The good news, though, is that there’s no reason why this type of debt has to bring shame on you or damage your reputation. As we know all-too-well here at Boxelder Consulting, honest, hardworking people fall into trouble with federal tax debt all the time. There can be so many reasons as to why a given person falls into this type of problem.
In this post, we will answer the question of whether the IRS can issue a levy against your bank account to satisfy your past tax burden. This is a big question which comes up often throughout the course of our practice – and completely understandable. This is the one that will keep you up at night.
If you’ve run into this kind of problem, you’ll probably wonder what sort of actions the IRS can take against you. Even as we answer this question, you have to remember that the first step toward resolving your situation is to contact a qualified professional. Trying to resolve your tax problem by yourself is a very daunting task. Hiring a qualified tax professional for assistance is beneficial in almost all cases. Get in touch with a professional at Boxelder Consulting today at 303-317-6111 and we can help you navigate through the process. We believe in second chances. Start your comeback story today.
Can the IRS Issue a Levy Against My Bank Account?
The short answer to this question is “yes.” The IRS does have the ability to issue a levy against your bank account. A “bank levy,” as this kind of levy is commonly called, occurs when the IRS puts a hold on or “freezes” your bank account in order to satisfy your back tax debt. A bank levy can be a particularly nasty form of levy. After the IRS issues the levy, you only have a total of 21 days to resolve this issue before the IRS seizes the funds in your account.
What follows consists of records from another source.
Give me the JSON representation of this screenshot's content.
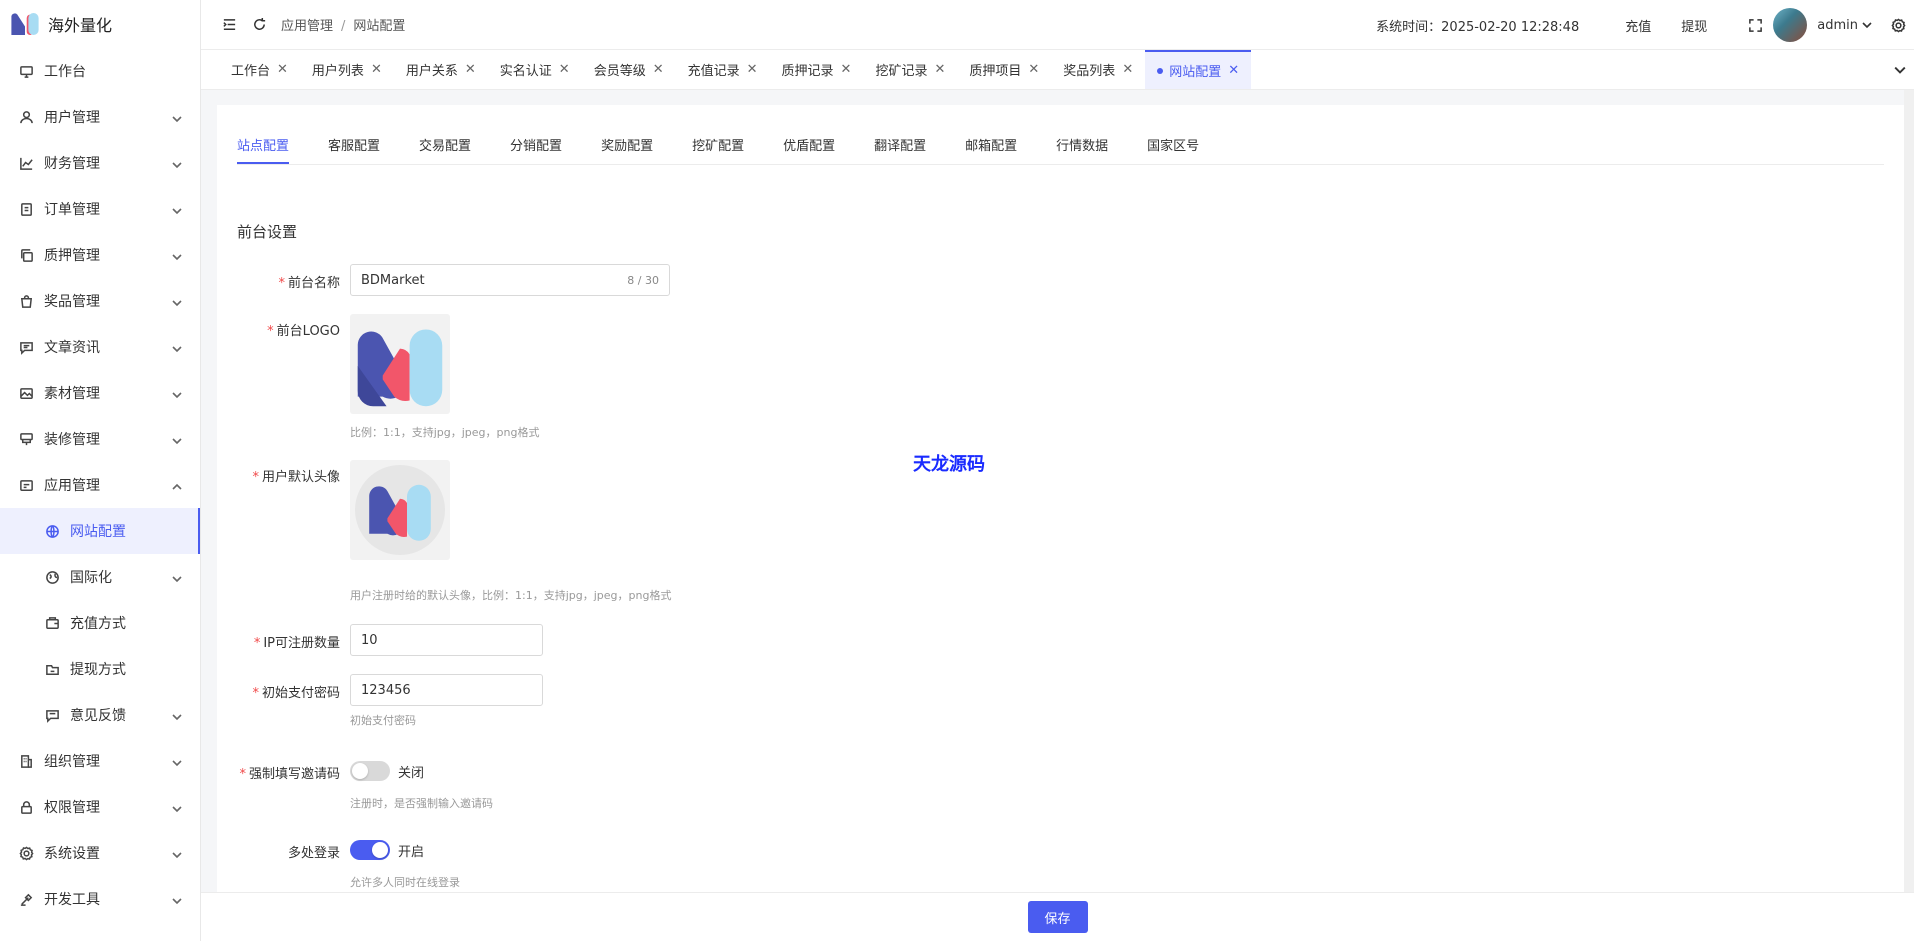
{
  "app": {
    "title": "海外量化"
  },
  "sidebar": {
    "items": [
      {
        "label": "工作台",
        "icon": "monitor-icon",
        "sub": false,
        "expand": ""
      },
      {
        "label": "用户管理",
        "icon": "user-icon",
        "sub": false,
        "expand": "down"
      },
      {
        "label": "财务管理",
        "icon": "chart-icon",
        "sub": false,
        "expand": "down"
      },
      {
        "label": "订单管理",
        "icon": "order-icon",
        "sub": false,
        "expand": "down"
      },
      {
        "label": "质押管理",
        "icon": "copy-icon",
        "sub": false,
        "expand": "down"
      },
      {
        "label": "奖品管理",
        "icon": "bag-icon",
        "sub": false,
        "expand": "down"
      },
      {
        "label": "文章资讯",
        "icon": "message-icon",
        "sub": false,
        "expand": "down"
      },
      {
        "label": "素材管理",
        "icon": "image-icon",
        "sub": false,
        "expand": "down"
      },
      {
        "label": "装修管理",
        "icon": "brush-icon",
        "sub": false,
        "expand": "down"
      },
      {
        "label": "应用管理",
        "icon": "app-icon",
        "sub": false,
        "expand": "up"
      },
      {
        "label": "网站配置",
        "icon": "globe-icon",
        "sub": true,
        "expand": "",
        "active": true
      },
      {
        "label": "国际化",
        "icon": "international-icon",
        "sub": true,
        "expand": "down"
      },
      {
        "label": "充值方式",
        "icon": "wallet-icon",
        "sub": true,
        "expand": ""
      },
      {
        "label": "提现方式",
        "icon": "folder-icon",
        "sub": true,
        "expand": ""
      },
      {
        "label": "意见反馈",
        "icon": "feedback-icon",
        "sub": true,
        "expand": "down"
      },
      {
        "label": "组织管理",
        "icon": "building-icon",
        "sub": false,
        "expand": "down"
      },
      {
        "label": "权限管理",
        "icon": "lock-icon",
        "sub": false,
        "expand": "down"
      },
      {
        "label": "系统设置",
        "icon": "gear-icon",
        "sub": false,
        "expand": "down"
      },
      {
        "label": "开发工具",
        "icon": "tool-icon",
        "sub": false,
        "expand": "down"
      }
    ]
  },
  "header": {
    "breadcrumb": [
      "应用管理",
      "网站配置"
    ],
    "breadcrumb_sep": "/",
    "systime": "系统时间：2025-02-20 12:28:48",
    "recharge": "充值",
    "withdraw": "提现",
    "user": "admin"
  },
  "tabs": [
    {
      "label": "工作台",
      "active": false
    },
    {
      "label": "用户列表",
      "active": false
    },
    {
      "label": "用户关系",
      "active": false
    },
    {
      "label": "实名认证",
      "active": false
    },
    {
      "label": "会员等级",
      "active": false
    },
    {
      "label": "充值记录",
      "active": false
    },
    {
      "label": "质押记录",
      "active": false
    },
    {
      "label": "挖矿记录",
      "active": false
    },
    {
      "label": "质押项目",
      "active": false
    },
    {
      "label": "奖品列表",
      "active": false
    },
    {
      "label": "网站配置",
      "active": true
    }
  ],
  "subtabs": [
    {
      "label": "站点配置",
      "active": true
    },
    {
      "label": "客服配置",
      "active": false
    },
    {
      "label": "交易配置",
      "active": false
    },
    {
      "label": "分销配置",
      "active": false
    },
    {
      "label": "奖励配置",
      "active": false
    },
    {
      "label": "挖矿配置",
      "active": false
    },
    {
      "label": "优盾配置",
      "active": false
    },
    {
      "label": "翻译配置",
      "active": false
    },
    {
      "label": "邮箱配置",
      "active": false
    },
    {
      "label": "行情数据",
      "active": false
    },
    {
      "label": "国家区号",
      "active": false
    }
  ],
  "form": {
    "section_title": "前台设置",
    "required_mark": "*",
    "site_name": {
      "label": "前台名称",
      "value": "BDMarket",
      "count": "8 / 30"
    },
    "logo": {
      "label": "前台LOGO",
      "hint": "比例：1:1，支持jpg，jpeg，png格式"
    },
    "avatar": {
      "label": "用户默认头像",
      "hint": "用户注册时给的默认头像，比例：1:1，支持jpg，jpeg，png格式"
    },
    "ip_limit": {
      "label": "IP可注册数量",
      "value": "10"
    },
    "pay_password": {
      "label": "初始支付密码",
      "value": "123456",
      "hint": "初始支付密码"
    },
    "force_invite": {
      "label": "强制填写邀请码",
      "state": "关闭",
      "on": false,
      "hint": "注册时，是否强制输入邀请码"
    },
    "multi_login": {
      "label": "多处登录",
      "state": "开启",
      "on": true,
      "hint": "允许多人同时在线登录"
    }
  },
  "watermark": "天龙源码",
  "footer": {
    "save": "保存"
  },
  "colors": {
    "accent": "#4a5cf0",
    "required": "#f04848"
  }
}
And, if the funds available at that time aren’t sufficient to cover the entire debt, the IRS can keep seizing funds from your bank account in the future as soon as new funds become available. This isn’t a pretty situation. Sometimes the first phone call we receive from our client is when the small business payroll account was drained or their debit card was declined at the grocery store.
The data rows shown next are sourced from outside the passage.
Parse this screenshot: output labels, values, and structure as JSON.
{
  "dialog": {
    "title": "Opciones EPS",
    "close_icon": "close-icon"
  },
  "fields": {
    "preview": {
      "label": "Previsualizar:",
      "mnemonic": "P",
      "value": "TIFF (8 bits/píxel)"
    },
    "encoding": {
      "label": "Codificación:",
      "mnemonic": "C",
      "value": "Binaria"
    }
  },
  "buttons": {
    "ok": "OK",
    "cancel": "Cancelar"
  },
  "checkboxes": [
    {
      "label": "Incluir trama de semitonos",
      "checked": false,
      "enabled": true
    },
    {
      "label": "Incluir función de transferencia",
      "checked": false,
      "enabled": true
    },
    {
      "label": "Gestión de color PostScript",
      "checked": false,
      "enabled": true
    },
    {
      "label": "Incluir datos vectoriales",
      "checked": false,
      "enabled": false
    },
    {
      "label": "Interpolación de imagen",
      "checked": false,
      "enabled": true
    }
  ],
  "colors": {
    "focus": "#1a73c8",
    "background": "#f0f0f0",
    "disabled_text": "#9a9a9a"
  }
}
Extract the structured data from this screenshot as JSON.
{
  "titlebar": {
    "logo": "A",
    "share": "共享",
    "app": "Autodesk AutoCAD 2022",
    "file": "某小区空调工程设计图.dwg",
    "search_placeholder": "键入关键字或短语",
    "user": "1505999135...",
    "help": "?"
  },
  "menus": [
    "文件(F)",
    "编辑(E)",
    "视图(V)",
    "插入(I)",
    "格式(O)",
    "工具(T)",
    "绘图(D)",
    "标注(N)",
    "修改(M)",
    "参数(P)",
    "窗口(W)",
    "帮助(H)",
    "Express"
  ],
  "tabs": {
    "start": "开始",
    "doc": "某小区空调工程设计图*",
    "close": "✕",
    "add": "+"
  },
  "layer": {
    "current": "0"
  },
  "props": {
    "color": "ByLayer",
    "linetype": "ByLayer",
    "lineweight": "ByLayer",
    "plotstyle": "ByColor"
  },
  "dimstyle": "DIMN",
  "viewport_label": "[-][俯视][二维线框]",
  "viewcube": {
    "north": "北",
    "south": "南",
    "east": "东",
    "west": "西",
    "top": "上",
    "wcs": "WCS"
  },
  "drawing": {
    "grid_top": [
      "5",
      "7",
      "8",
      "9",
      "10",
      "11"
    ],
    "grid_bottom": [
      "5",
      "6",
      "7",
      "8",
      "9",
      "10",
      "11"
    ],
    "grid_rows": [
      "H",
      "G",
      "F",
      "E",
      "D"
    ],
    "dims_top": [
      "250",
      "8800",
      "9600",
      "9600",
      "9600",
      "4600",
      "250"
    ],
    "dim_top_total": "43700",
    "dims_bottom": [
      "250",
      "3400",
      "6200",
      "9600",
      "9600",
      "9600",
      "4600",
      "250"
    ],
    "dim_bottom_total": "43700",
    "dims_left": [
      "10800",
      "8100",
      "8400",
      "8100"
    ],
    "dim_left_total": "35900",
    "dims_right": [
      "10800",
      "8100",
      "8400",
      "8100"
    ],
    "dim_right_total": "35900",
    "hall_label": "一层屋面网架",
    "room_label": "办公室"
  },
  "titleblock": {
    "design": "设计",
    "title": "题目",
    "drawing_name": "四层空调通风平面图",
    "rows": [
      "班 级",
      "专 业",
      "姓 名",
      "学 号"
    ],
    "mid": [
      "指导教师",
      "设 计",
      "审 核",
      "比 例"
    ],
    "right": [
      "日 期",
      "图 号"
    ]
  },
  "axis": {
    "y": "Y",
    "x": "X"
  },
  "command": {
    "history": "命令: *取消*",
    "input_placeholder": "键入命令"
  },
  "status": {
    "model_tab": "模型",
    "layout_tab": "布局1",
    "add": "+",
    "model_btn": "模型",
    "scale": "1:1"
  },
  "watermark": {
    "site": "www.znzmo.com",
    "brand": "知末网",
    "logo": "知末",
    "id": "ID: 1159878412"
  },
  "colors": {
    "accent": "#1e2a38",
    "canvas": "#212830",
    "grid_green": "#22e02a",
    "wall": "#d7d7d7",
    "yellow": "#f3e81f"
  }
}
Fortunately, the IRS has to complete a few steps prior to issuing the levy, so this won’t come out of the blue. This gives you time to address the matter and avoid having the levy placed on your bank account in the first place.
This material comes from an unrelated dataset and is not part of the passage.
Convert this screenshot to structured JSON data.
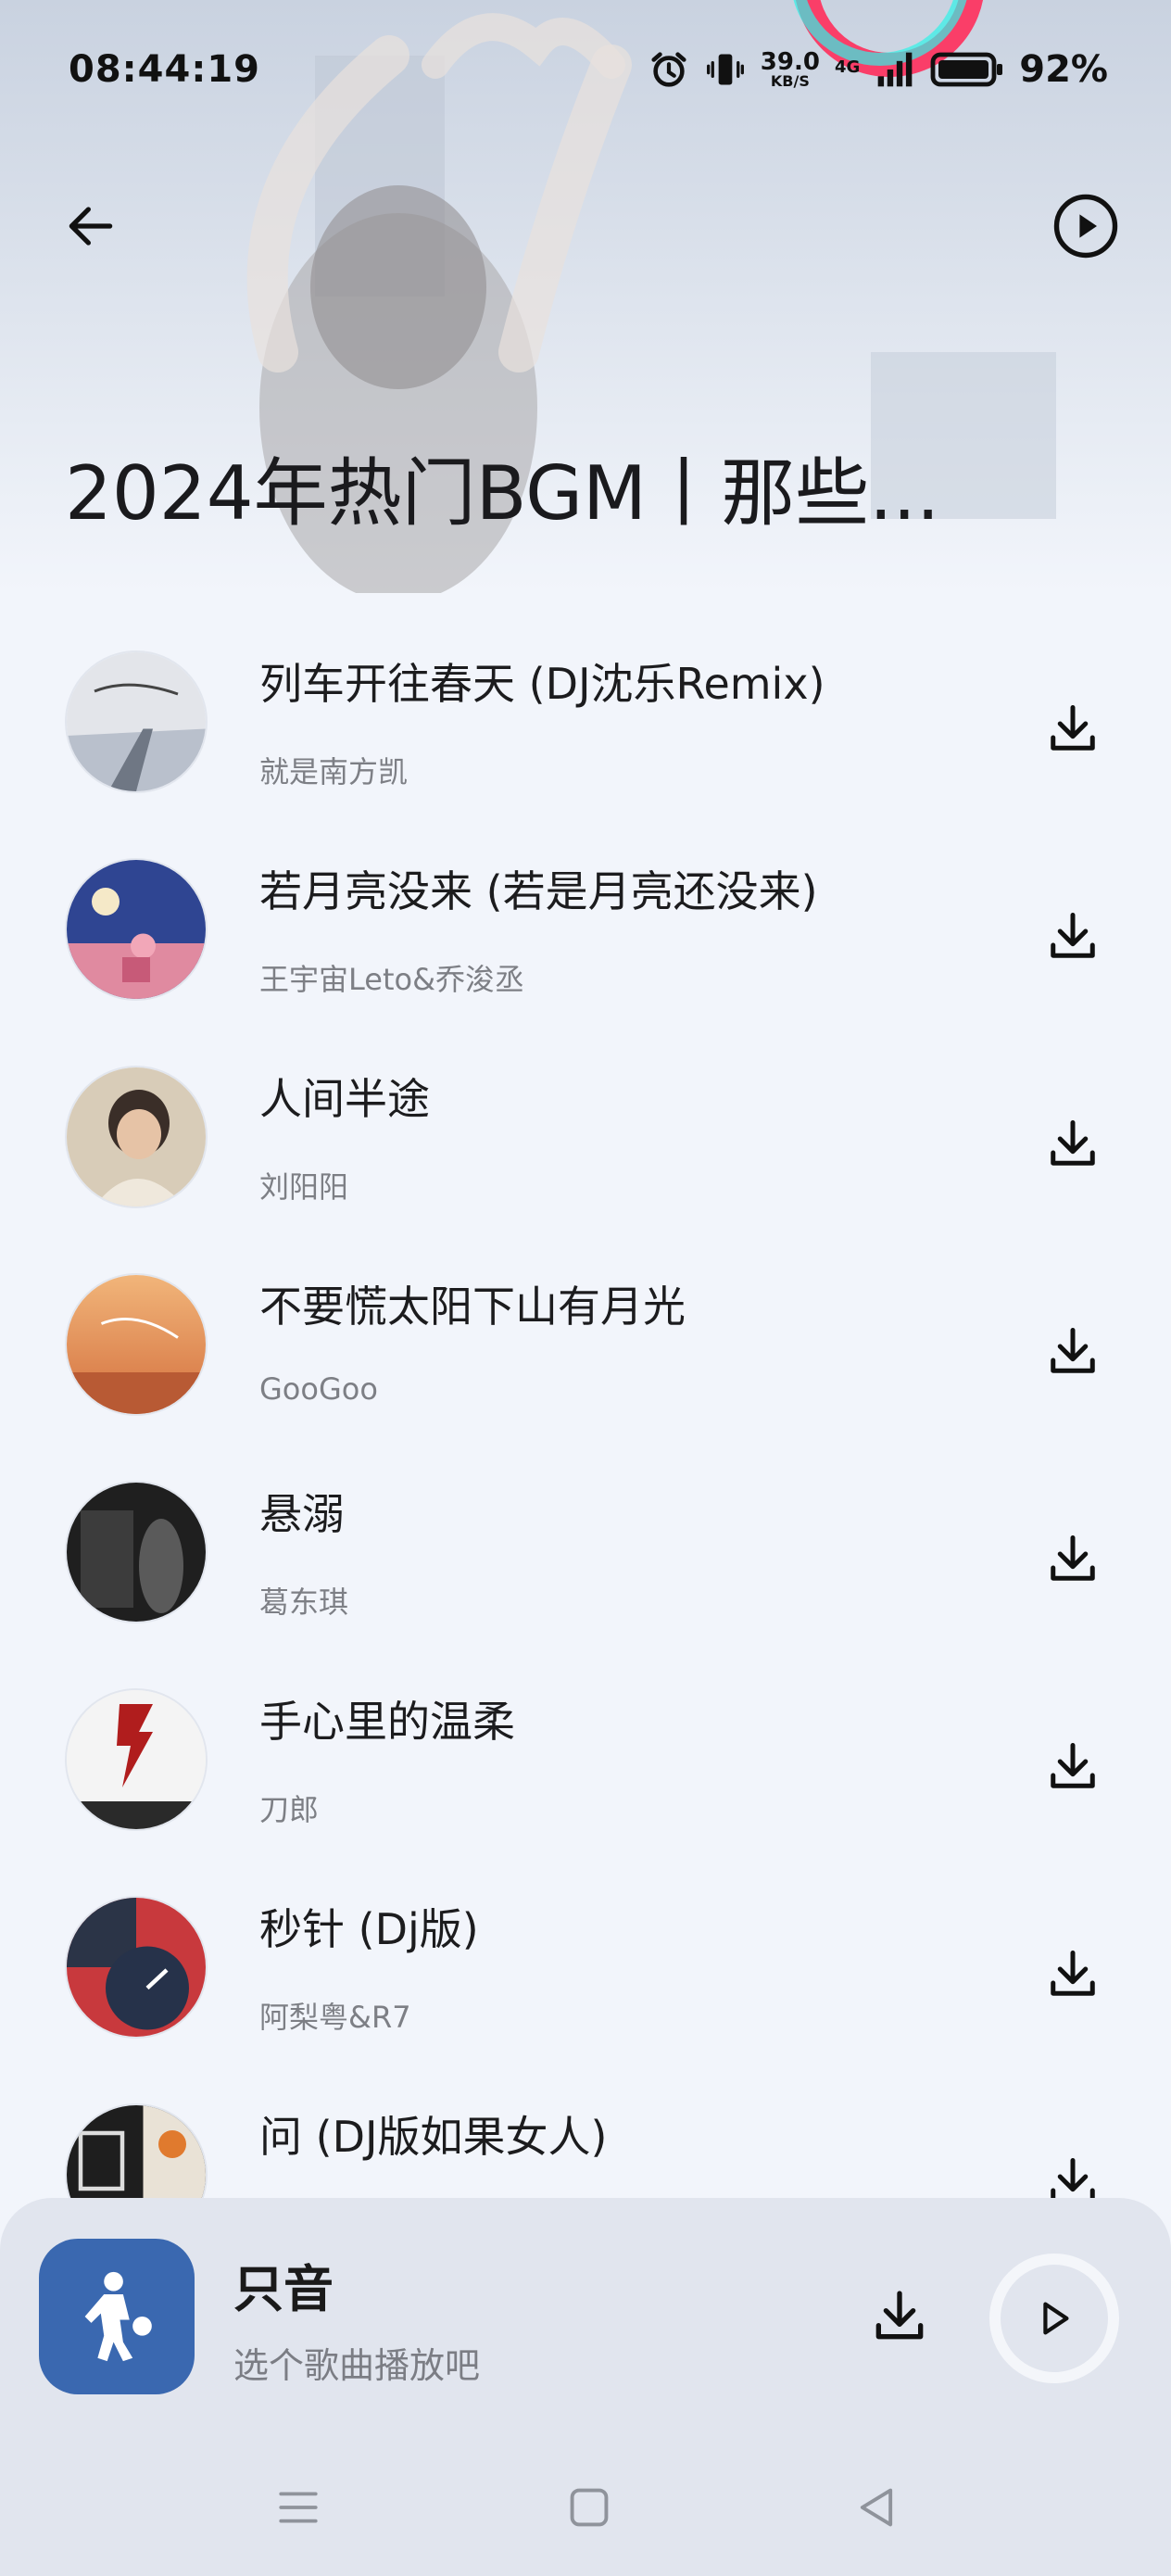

What Procedural Hoops Does the IRS Have to Jump Through?
Before issuing the levy, the IRS will first send you a notice which indicates that you do in fact owe a balance. This notice is called a “Notice and Demand for Payment.” This makes perfect sense. Before the IRS takes steps to collect a debt, they want to first notify you that such a debt exists to begin with. Many people are simply unaware that they owe federal tax debt. The first communication from the IRS simply lets taxpayers know about their balance.
Next, if you don’t satisfy or dispute the balance, the IRS will issue something known as a “Notice of Intent to Levy.” This notice lets you know that the IRS will attempt to seize your property to satisfy the balance if you don’t take immediate action to resolve it. If you fail to take action within 30 days, then the IRS has the ability to move forward with the levy.
The IRS does not need to receive pre-approval from a judge or a court order in order to move forward. The IRS can simply go forward with a levy if you fail to respond. If you don’t respond within that 30 day period, you may find yourself stuck with a bank levy. And this is never a position you want to be in.
Reach Out to a Professional at Boxelder Consulting Today
Even though this news can seem paralyzing and overwhelming, you can take action to prevent or reverse a bank account levy. Yes, the IRS does have the ability to seize funds directly from your bank account. But, as mentioned, the IRS will make an effort to contact you beforehand and will give you a chance to resolve it prior to issuing a bank levy. What’s more, you actually have many different options to choose from when it comes to dealing with your back tax debt. Fortunately, you can resolve your federal tax debt even if you aren’t sitting on a huge lump sum. You can establish a payment plan with the IRS, or offer a sum lower than the full face value of your debt. You have a variety of choices; the professionals at Boxelder Consulting can help you make the right decision.
Whatever avenue you select to resolve your case, the biggest hurdle is always making the initial call. We know this from first-hand experience. We completely understand how tough it can be to confront this type of problem. That’s why partnering with a firm like ours can be so beneficial. We understand all of the emotional hurdles and difficulties involved. We are real people who have been through our own battles with the government. We’ve successfully resolved tons of cases and helped clients get back on track with their financial lives. If you have IRS tax debt, don’t hesitate to reach out. Give us a call at 303-317-6111 today to get started. We believe in second chances.